And, yet again, as we have thoroughly documented: Methane can be synthesized via the Sabatier recycling of Carbon Dioxide; and, the steam, or hydro, gasification of Coal.
West Virginia University/Marshall University

“The West Virginia Coal Economy 2008”
 
Since the discovery of coal in Boone County in 1742 by John Peter Shirley, West Virginia has substantially benefited from the coal mining industry. Coal mining has been a significant part of West Virginia’s economy in terms of Gross Domestic Product4, employment, wages, and tax revenues. The scope of this report is to quantify the economic impact of the coal mining industry on the West Virginia economy with special emphasis on 2008.
 
 

Dr. Tom Witt discussed the impacts of coal in the mountain state, particularly on the economy.

http://www.wsaz.com/news/headlines/83604537.html 

Awards presented during annual Coal Symposium in Charleston

CHARLESTON, W.Va. – Thirty-three West Virginia mining operations were recognized for stellar safety efforts in 2009 during the West Virginia Coal Association’s 37th Annual Mining Symposium on Thursday.  

“All of our companies strive to meet the highest standards of safety.” West Virginia Coal Association President Bill Raney said.  “I wish we could recognize every single operation. These award winners are fantastic examples of the commitment to safety every one of our member companies shows on a daily basis.

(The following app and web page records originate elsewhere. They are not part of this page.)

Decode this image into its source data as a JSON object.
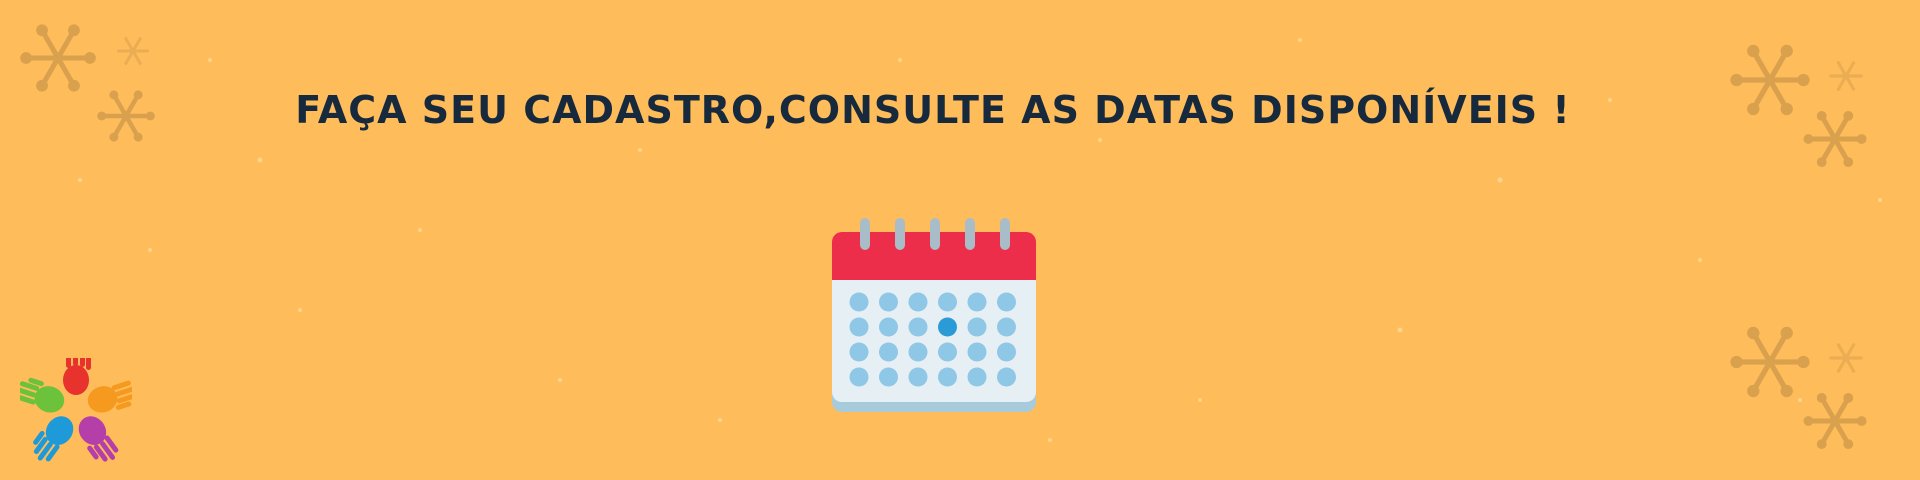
{
  "headline": "FAÇA SEU CADASTRO,CONSULTE AS DATAS DISPONÍVEIS !",
  "colors": {
    "background": "#FFBC5A",
    "headline": "#17293D",
    "calendar_header": "#EC2E4A",
    "calendar_body": "#E6EFF3",
    "calendar_dot": "#8FC7E6",
    "calendar_dot_selected": "#2B9BD7",
    "snowflake": "#D9A04E"
  },
  "calendar": {
    "icon": "calendar-icon",
    "columns": 6,
    "rows": 4,
    "highlighted_day": 10
  },
  "decorations": {
    "snowflake_icon": "snowflake-icon",
    "logo_icon": "colorful-hands-logo"
  }
}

West Virginia Coal Association - PO Box 3923 - Charleston, WV 25339 | 304-342-4153 | website developed by brickswithoutstraw